The Mudcat Café TM
Thread #145654 Message #3372883
Posted By: Gibb Sahib
06-Jul-12 - 01:57 PM
Thread Name: A.L.Lloyd & Sea Chanties
Subject: RE: A.L.Lloyd & Sea Chanties
I really appreciate you posting that passage. Thank you!
If I were to take what Hugill said at face value, it does ring pretty true. My sense is that Lloyd would have preferred the "modal" tunes in the same way that, I believe, Cecil Sharp did. They struck one as being more "original" and "ancient" and, by a certain logic, more authentic and even more English--with the assumption that English song was the original source of the genre. I don't think Lloyd had a particular agenda, but I do suspect he had an unconscious bias that shaped his vision of chanties and thus also shaped his preferences along these lines. By the same token, much like in the case of Sharp, typical chanties like "Sacramento" (too American and popular/vulgar) and "Shenandoah" (too American and Black) might have been passed over because they didnt fit the preferred vision as well. I am not saying that Lloyd was adamant that his chanties were "English," but that he probably preferred them to at least be "folk" -- this sense of an authentic music of a people. The disparity between what selection that vision turns up and what sailors actually commonly sang seems to be provoking the comment.
We can say that the example titles that Hugill gives were among the very most noted of the chanties during the Age of Sail and reasonably assume that they were among the most sung, too. Lloyd's percentages -- what he emphasized versus what was common in Hugill's experience -- were "off". This continues to be off in revival scenes (not that there's necessarily anything wrong with that). Lots of reasons for that. In certain years, certain songs will just seem too hackneyed, I suppose. Rarely would anyone sing 'Drunken Sailor" at a contemporary chanty sing, though the similar "Roll the Old Chariot" is done to death for some reason (kind of a "lazy" singer's song, that can easily generate a lot of sound). Interestingly, the chanties that Hugill mentions are still not sung a lot--relatively speaking. They are well known, but slightly avoided in actual practice; other songs -- all sorts of odd bits revived in the last couple decades -- seem to have more cache. Some of that is the product of year-by-year trends, but some of it may have also been established by what Lloyd's generation chose to emphasize.
The disproportionate (it seems) preference for minor keys and modal stuff seems to continue, and that may be simply the musical preferences of the Anglo-/Euro-American audiences, whose ears spend more time in the world of traditional British and Irish song than in the minstrel and Afro-American sounds that pervaded the chantyman's world.
Being more critical of Hugill's statement, I suspect we'd find he's exaggerating a bit, and due to speaking casually, wasn't quite accurate. I am guessing that "Bring 'em Down" is the chanty that was pulled from a book of Jamaican songs; that's what I've found, at least. I don't recall "Sally Racket" being that different from Hugill's (in SfSS). I'll take a closer look at this later on.

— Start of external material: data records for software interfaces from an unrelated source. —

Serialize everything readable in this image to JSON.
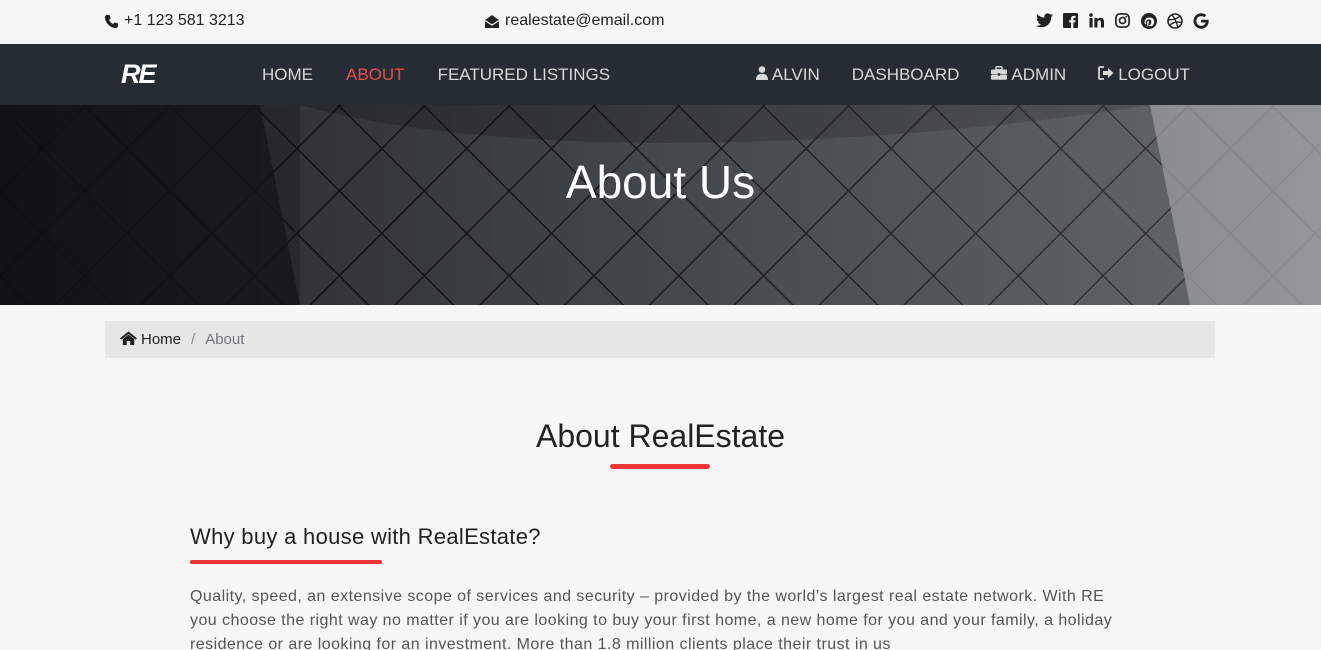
{
  "topbar": {
    "phone": "+1 123 581 3213",
    "email": "realestate@email.com",
    "social": [
      "twitter-icon",
      "facebook-icon",
      "linkedin-icon",
      "instagram-icon",
      "pinterest-icon",
      "dribbble-icon",
      "google-icon"
    ]
  },
  "nav": {
    "logo": "RE",
    "home": "HOME",
    "about": "ABOUT",
    "featured": "FEATURED LISTINGS",
    "user": "ALVIN",
    "dashboard": "DASHBOARD",
    "admin": "ADMIN",
    "logout": "LOGOUT",
    "active_color": "#e74c4c"
  },
  "hero": {
    "title": "About Us"
  },
  "breadcrumb": {
    "home": "Home",
    "separator": "/",
    "current": "About"
  },
  "content": {
    "title": "About RealEstate",
    "subtitle": "Why buy a house with RealEstate?",
    "body": "Quality, speed, an extensive scope of services and security – provided by the world’s largest real estate network. With RE you choose the right way no matter if you are looking to buy your first home, a new home for you and your family, a holiday residence or are looking for an investment. More than 1.8 million clients place their trust in us",
    "accent_color": "#ef3535"
  }
}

I'm not sure if I've heard Lloyd's "Sally Brown." The collected versions have melodies that are very consistent with each other, however. Not sure what he would have done differently.